Should eBay be liable for trademark infringement when its vendors offer counterfeit goods for sale? Famous jeweler Tiffany & Co. has been arguing since 2004 that it should.

The case finally reached the Supreme Court, which rejected Tiffany & Co.’s appear on Monday. That leaves a lower court ruling, which went in eBay’s favor, as the final word on the matter in the United States.

The eBay case had been closely watched, of course, because it posed an existential threat to companies like eBay in its home market. Had the Supreme Court decided to hear Tiffany & Co.’s appeal, and reversed the lower court ruling, eBays of all shapes and sizes would have faced potentially unfathomable liabilities.

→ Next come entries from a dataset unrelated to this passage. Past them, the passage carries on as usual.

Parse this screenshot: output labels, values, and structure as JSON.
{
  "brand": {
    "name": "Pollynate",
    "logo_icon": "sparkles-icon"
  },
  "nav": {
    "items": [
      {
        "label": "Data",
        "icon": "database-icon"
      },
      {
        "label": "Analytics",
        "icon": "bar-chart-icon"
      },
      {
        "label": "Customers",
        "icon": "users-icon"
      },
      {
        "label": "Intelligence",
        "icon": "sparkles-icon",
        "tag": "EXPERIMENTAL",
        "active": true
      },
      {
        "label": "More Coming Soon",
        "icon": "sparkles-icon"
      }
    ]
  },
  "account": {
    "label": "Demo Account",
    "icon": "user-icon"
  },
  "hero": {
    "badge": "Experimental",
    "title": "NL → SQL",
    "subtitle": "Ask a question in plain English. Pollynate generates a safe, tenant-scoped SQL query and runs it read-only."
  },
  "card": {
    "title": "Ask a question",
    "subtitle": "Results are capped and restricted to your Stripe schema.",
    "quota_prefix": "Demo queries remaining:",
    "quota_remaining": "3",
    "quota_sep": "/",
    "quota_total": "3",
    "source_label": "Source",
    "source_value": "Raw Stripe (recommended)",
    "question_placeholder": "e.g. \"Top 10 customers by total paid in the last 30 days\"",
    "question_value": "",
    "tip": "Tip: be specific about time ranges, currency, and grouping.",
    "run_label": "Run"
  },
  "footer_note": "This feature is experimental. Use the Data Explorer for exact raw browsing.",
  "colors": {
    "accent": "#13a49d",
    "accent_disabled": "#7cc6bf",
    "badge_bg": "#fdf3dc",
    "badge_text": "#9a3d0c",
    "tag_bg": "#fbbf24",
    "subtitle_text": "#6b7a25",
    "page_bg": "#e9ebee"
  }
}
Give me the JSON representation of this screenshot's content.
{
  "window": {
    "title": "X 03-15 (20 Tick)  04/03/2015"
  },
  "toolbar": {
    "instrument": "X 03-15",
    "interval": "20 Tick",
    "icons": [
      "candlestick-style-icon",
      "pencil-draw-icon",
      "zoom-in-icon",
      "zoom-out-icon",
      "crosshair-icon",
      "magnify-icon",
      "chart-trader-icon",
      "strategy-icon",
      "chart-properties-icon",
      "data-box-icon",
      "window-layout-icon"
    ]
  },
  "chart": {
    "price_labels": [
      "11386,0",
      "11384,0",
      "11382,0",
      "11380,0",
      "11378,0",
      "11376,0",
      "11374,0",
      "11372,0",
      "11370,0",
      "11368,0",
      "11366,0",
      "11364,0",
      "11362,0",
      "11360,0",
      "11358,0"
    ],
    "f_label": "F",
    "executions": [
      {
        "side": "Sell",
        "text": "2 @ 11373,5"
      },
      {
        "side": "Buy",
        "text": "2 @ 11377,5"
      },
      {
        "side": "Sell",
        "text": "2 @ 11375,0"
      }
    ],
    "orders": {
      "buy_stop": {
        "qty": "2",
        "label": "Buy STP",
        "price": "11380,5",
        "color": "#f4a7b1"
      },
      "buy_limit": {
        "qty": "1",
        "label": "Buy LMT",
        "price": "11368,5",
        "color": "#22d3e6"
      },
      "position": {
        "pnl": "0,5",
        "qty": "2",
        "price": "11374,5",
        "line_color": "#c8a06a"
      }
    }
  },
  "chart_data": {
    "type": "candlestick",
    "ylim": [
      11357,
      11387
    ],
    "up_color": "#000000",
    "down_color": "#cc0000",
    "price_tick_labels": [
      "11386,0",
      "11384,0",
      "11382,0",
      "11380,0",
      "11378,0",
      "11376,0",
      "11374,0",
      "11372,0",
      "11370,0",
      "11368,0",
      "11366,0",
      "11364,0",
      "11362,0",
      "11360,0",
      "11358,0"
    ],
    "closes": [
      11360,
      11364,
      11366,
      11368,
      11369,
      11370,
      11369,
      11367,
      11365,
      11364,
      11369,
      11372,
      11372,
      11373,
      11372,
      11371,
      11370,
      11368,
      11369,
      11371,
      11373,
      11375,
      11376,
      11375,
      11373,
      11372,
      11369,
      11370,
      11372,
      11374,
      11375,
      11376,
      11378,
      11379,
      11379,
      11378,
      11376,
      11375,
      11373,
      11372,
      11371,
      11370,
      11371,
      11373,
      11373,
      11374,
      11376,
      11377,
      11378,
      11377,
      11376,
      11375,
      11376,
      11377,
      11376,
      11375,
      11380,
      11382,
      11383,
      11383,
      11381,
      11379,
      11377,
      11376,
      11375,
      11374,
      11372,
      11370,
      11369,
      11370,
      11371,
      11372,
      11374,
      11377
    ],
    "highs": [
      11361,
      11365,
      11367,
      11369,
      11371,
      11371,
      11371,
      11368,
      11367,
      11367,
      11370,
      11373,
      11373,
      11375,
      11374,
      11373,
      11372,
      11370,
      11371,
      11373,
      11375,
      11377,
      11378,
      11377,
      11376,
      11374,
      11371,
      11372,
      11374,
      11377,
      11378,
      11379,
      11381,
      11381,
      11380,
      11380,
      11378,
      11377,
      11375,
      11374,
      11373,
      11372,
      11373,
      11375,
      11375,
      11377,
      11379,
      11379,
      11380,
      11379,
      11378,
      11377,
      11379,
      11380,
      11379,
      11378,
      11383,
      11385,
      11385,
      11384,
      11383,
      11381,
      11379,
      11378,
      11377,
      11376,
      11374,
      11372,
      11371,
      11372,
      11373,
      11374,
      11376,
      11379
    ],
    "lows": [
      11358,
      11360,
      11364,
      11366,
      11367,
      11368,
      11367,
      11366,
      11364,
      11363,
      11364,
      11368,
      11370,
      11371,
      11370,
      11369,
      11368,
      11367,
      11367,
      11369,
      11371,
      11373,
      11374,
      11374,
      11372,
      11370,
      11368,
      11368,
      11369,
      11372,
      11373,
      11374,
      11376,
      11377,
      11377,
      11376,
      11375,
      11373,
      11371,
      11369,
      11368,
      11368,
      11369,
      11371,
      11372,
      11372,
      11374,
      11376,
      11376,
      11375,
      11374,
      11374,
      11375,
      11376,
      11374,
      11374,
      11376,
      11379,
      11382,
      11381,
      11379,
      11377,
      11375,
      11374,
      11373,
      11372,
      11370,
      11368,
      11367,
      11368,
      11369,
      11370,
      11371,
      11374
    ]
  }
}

For its part, Tiffany & Co. has consistently argued that eBay hasn’t done enough to police its auctions. The jeweler believes that, as a result, it and other luxury brands lose tens of billions of dollars annually. eBay’s defense: it spends millions of dollars every year trying to stem counterfeit sales in its marketplace, but it has no way of preventing every single counterfeit sale. eBay itself, of course, doesn’t physically offer the counterfeit products for sale, which was noted by the appeals court that initially rejected Tiffany & Co.’s claims. The same court also wisely noted that it’s in eBay’s interest to crack down on counterfeit sales. After all, most eBay buyers aren’t going to be happy when they receive an inferior knock-off.

Unfortunately, the decision here only covers one market — the United States. Globally, other luxury brands have achieved greater success with their legal strategies. In 2008, for instance, eBay was ordered to pay €38 million to Louis Vuitton in France. It was also ordered to stop facilitating the sale of all Louis Vuitton products in the country, leading the company to argue that the lawsuit and ruling was about protecting Louis Vuitton’s control over a market more than it was about counterfeit goods.

In many ways, there are parallels here to the situation with digital piracy of content. Much like record labels and movie studios, luxury brands are fighting battles they can’t win. Targeting large online marketplaces like eBay is a lot like suing deceased grandmothers: you aren’t solving the real problem. Hopefully the Supreme Court’s rejection of Tiffany & Co.’s appeal will end some of the nonsense, in one country at least.